white marble, signed 'HARRIET HOSMER FECIT ROMAE'; on a scagliola Sienna marble square plinth
79cm high; pedestal 93cm high
Estimate £ 10,000-15,000

Provenance: previously the property of the sculptor F. W. Sargant, who worked from his studio in Florenece, until 1944, and thence by family descent.

Harriet Hosmer (1830-1908) was arguably the leading female sculptor of the 19th century. Throughout her career she battled against the myth that sculpture was physically beyond women's capabilities.

Coming from a privileged background outside Boston, Massachussets, she studied anatomy with her physician father before moving to Rome aged nineteen to continue her training under the Welsh sculptor John Gibson. While in Rome she associated with a group of ex-pat artists and writers including Nathaniel Hawthorne, Thackeray, George Eliot and George Sand. Hosmer's privilege enabled her to overcome female restrictions to a certain extent, her family was wealthy enough to support her through her studies and she attended respected schools making valuable connections that would lead to beneficial patrons. It was financial security that allowed her to choose her own subjects and ultimately her skill as a sculptor that won her recognition.

She became known for her untraditional depictions of female subjects and was considered at the time an "emancipated female" as she undertook everyday activities unaccompanied. Critics resorted to highlighting her unfeminine childhood in which she ran, swam and rowed to explain her "masculine" ambitions. Many of her works explored female figures in either captive or desperate situations at the hands of men. Often choosing classical tales, she would depict moments of despair, such as her Medusa (1854) at the moment she loses her beauty to become a monster, or her Oenone (1855) as she is left by her husband Paris. The most famous sculpture in this vein is her masterpiece, Zenobia. Queen Zenobia ruled Palmrya until it was sacked by the Roman Emperor Aurelian and she was taken prisoner. Hosmer studied various literary and historical works for her portrayal, all written by men, describing Zenobia as defeated and weighed down with jewels and unable to walk. Hosmer's Zenobia refuses to conform to this historical account, she stands defiant as a prisoner with less jewellery and the only chains on her wrists being manacles. The figure is stoic, head held high, carrying her restraints and exuding authority in a situation to be overcome
rather than defeated by.

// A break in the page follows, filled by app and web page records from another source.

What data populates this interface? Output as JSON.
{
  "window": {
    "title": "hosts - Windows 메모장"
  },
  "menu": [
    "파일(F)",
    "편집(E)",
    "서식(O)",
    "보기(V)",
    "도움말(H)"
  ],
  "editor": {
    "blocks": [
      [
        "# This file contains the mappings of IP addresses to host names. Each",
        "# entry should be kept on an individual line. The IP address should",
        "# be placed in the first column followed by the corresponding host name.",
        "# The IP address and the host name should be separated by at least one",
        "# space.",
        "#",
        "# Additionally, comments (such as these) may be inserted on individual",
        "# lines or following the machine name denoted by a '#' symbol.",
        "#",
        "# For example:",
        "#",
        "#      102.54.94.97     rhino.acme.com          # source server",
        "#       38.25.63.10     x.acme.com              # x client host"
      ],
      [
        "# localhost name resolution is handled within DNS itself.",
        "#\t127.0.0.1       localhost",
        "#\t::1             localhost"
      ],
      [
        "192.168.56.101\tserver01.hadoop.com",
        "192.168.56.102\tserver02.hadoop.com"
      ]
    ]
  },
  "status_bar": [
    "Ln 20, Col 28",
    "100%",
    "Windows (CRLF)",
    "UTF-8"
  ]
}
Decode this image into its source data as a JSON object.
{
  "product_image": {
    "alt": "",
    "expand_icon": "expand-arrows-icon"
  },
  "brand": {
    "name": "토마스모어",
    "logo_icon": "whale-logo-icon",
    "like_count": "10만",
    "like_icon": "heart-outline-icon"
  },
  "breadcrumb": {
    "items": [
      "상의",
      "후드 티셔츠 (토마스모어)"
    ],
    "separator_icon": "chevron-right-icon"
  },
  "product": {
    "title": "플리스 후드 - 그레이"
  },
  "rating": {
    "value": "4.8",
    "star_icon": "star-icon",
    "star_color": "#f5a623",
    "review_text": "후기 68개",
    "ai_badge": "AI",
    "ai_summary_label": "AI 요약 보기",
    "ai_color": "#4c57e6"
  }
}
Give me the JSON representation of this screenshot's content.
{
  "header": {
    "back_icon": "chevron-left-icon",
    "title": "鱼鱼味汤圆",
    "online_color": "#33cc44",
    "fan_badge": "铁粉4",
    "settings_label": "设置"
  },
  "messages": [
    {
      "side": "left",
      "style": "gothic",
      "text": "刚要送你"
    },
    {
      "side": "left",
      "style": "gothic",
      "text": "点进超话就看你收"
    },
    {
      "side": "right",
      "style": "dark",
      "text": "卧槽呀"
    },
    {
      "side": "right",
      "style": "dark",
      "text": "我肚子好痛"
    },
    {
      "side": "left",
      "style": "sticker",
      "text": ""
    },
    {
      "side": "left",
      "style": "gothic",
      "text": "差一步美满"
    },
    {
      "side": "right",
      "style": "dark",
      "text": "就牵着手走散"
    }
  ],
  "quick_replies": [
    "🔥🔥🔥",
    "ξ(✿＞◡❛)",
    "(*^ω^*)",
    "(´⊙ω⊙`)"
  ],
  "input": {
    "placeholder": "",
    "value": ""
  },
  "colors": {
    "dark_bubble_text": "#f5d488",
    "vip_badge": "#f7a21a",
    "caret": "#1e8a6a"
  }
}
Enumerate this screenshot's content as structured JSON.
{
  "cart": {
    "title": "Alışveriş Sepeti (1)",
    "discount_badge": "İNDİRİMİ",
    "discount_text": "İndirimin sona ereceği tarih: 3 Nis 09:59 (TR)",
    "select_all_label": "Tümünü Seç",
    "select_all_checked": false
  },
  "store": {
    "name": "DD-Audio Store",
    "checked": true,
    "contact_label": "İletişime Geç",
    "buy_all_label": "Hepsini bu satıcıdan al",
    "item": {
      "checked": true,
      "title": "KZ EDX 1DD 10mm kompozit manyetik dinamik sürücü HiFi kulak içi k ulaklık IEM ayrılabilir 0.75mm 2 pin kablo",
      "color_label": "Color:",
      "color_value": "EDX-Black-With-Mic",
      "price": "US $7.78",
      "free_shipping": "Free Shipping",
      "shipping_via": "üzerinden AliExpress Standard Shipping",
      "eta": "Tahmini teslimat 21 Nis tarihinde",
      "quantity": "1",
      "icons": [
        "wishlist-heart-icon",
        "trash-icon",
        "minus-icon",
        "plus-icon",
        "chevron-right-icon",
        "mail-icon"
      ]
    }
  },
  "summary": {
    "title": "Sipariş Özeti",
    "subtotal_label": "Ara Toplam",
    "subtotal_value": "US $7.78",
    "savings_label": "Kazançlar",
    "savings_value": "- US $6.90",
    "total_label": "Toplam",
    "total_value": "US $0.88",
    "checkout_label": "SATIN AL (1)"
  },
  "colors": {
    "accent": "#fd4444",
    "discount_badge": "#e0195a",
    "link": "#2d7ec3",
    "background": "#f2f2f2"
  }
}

The fine figure of Puck on a Toadstool demonstrates Hosmer's talent for capturing the spirit of her subject. Literary themes were very popular in the 19th century and Hosmer chose the
mischievous fairy from Shakespeare's A Midsummer Night's Dream. Executed at a time when her finances were running low, the figure was immediately successful, being purchased by the Prince of Wales and the Crown Princess of Germany who, upon seeing the work, remarked, "Oh, Miss Hosmer, you have such talent for toes!" The commercial success of Puck on a Toadstool enabled the sculptor freedom to explore other subjects. "I have another order for Puck; he has already brought me his weight in silver." Harriet Hosmer, in Cornelia Crow Carr, ed., Harriet Hosmer: Letters and Memories, 1913.

In 1858, two years after creating Puck, Hosmer created a companion piece to the work, this time borrowing from folklore with her treatment of Will-o-the-Wisp which didn't achieve the same level of popularity as Puck on a Toadstool.

Sold for £31,250 (buyer's premium included)